SPRING GARDEN PREPARATION
"Start organising your outdoor area now in preparation for the busy months of spring and summer. Plant now."
It’s time to spring into action and get those green thumbs going
The autumn and winter months are a great time to take advantage of cool days in the garden. Start organising your outdoor area now in preparation for the busy months of spring and summer.
March: Plant hedges and screens to allow roots to establish in cooler months for spring growth
April: Seeds for spring display of colourful annuals eg. lobelia, calendulas, dianthus, poppies, stocks, sweet peas, snapdragons.
May: Citrus trees.
June: Bare root trees.
July: Bare root, bagged roses.
August: Spring annuals and vegie patch varieties.
Perennial plants are happy little travellers and can be split up and planted around the garden each year. The best time to tackle the job of dividing should be in late autumn and winter when they aren’t putting all their energy into producing new growth.
Mondo grass, agapanthus, daylilies and daisies can become too dense and don’t flower or perform as well as they used to. Dig up clumps from the soil and separate into individual plants by cutting with secateurs, or use tough love on plants such as agapanthus by splicing them up with a shovel. Re-plant them into other areas of the garden or into pots.
- Clay soils should be loosened to reduce compaction with the addition of gypsum and organic matter to improve the soil structure and drainage.
- Sandy soils should have plenty of organic matter and water crystals added to them as they lose water and nutrients easily.
- Loamy soils are a good balance of clay and sand but the addition of organic matter only helps to make a good soil better.
Winter is the optimum time for transplanting trees and shrubs.

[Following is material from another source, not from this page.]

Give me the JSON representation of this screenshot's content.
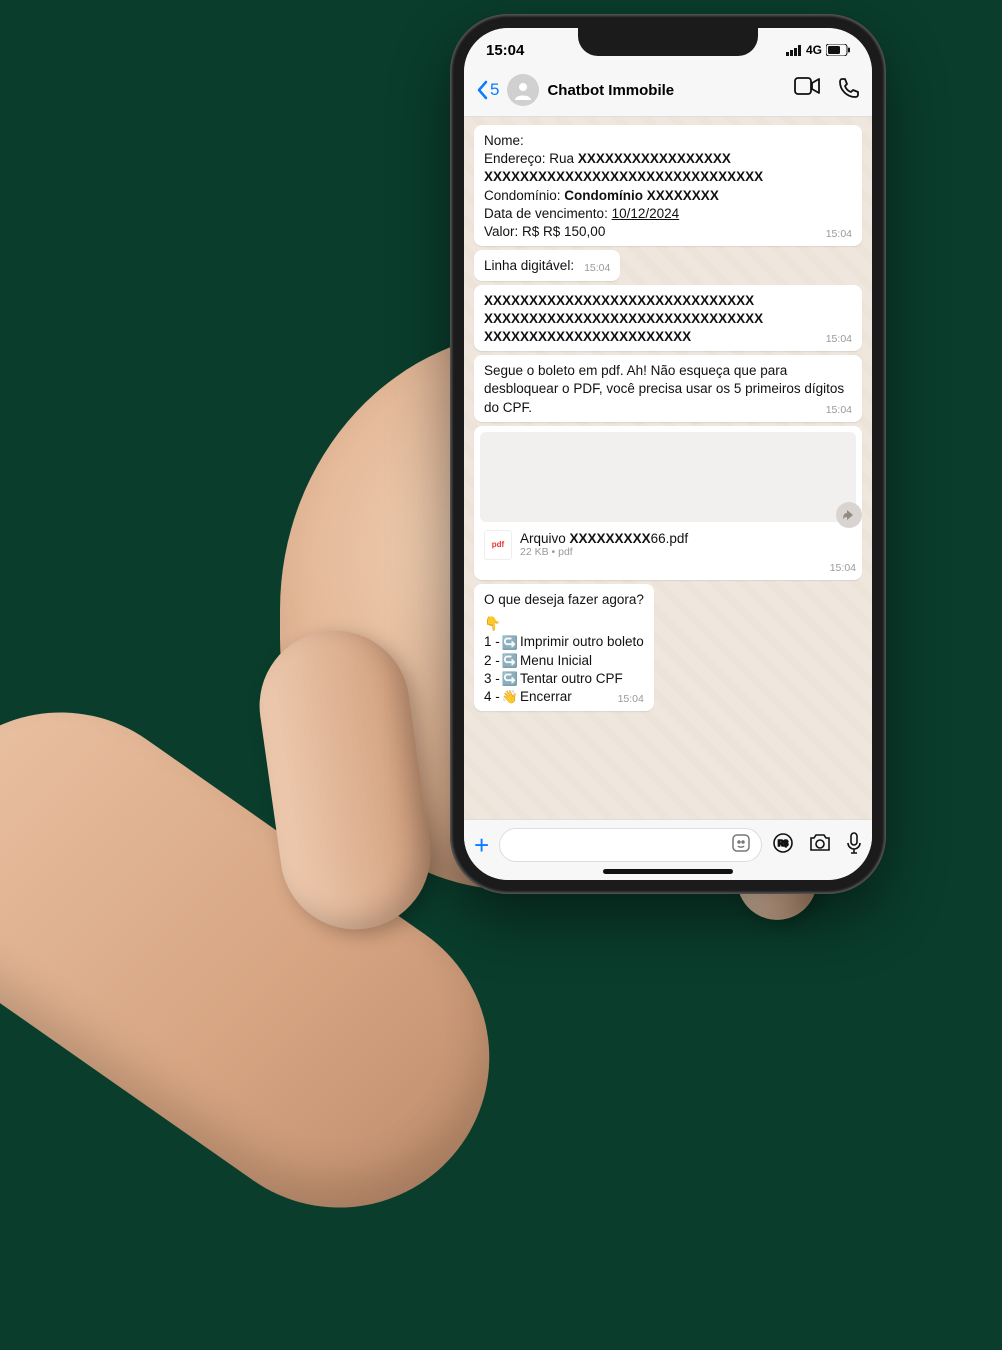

Here are some tips on how to do it:
- Choose the new location based on what conditions the tree or shrub likes eg. sun or shade and how much space it will need.
- Dig the new hole before you dig up the tree or shrub so it is ready to go straight in.
- Wet the new planting hole thoroughly and allow water to drain to reduce root shock.
- Estimate the width and depth of the rootball (roots and soil) by doing a bit of exploratory digging around the plant. The width of the new hole should be twice that of the rootball.
- Do not break up the soil at the bottom of the new hole. You might think that this would help but it could cause the plant to sink and cause rot.
- Add water crystals and seaweed fertiliser to the hole to both stimulate and aid root development.
- Dig out the tree or shrub keeping as much of the rootball intact as possible.
- Use a tarp to drag large trees or shrubs to their new hole and gently slide it into the hole, keeping it straight.
- Shovel the excavated soil back into the hole and firm down, watering as you go, to eliminate air pockets.
- Mulch and water thoroughly – watering is essential for successful transplanting.
The basic rule of thumb about feeding plants in winter is to reduce fertilising frequency by half. Plants grow more slowly in the winter months and need less nutrients to keep them fed. Some plants, like spring flowering annuals, bulbs and winter vegetables, are still actively growing during winter so for them it’s important to maintain regular applications of fertiliser.
During the cold months it’s important to swap from a high nitrogen fertiliser to a low one, as too much nitrogen in winter can be a disadvantage for some plants as it can make the leaves softer and more susceptible to disease. Check the NPK ratio on the fertiliser container.
By getting out and facing some chilly days in the garden now, you’ll have a spring in your step when it comes to that busy, busy season.
Make sure you have the right tools for your pruning jobs.
Secateurs should be used for pruning small branches. Branch cutters are good for cutting branches up to 5cm thick. Pruning saws are essential for cutting through thick branches and ones you can attach a pole to turn your pruning saw into a pole saw for branches that are out of reach.
The three basic rules of pruning are to remove dead or diseased wood, to try and promote more flowering and fruit, and to create a well-shaped plant. As a general rule don’t cut more than a third off a plant.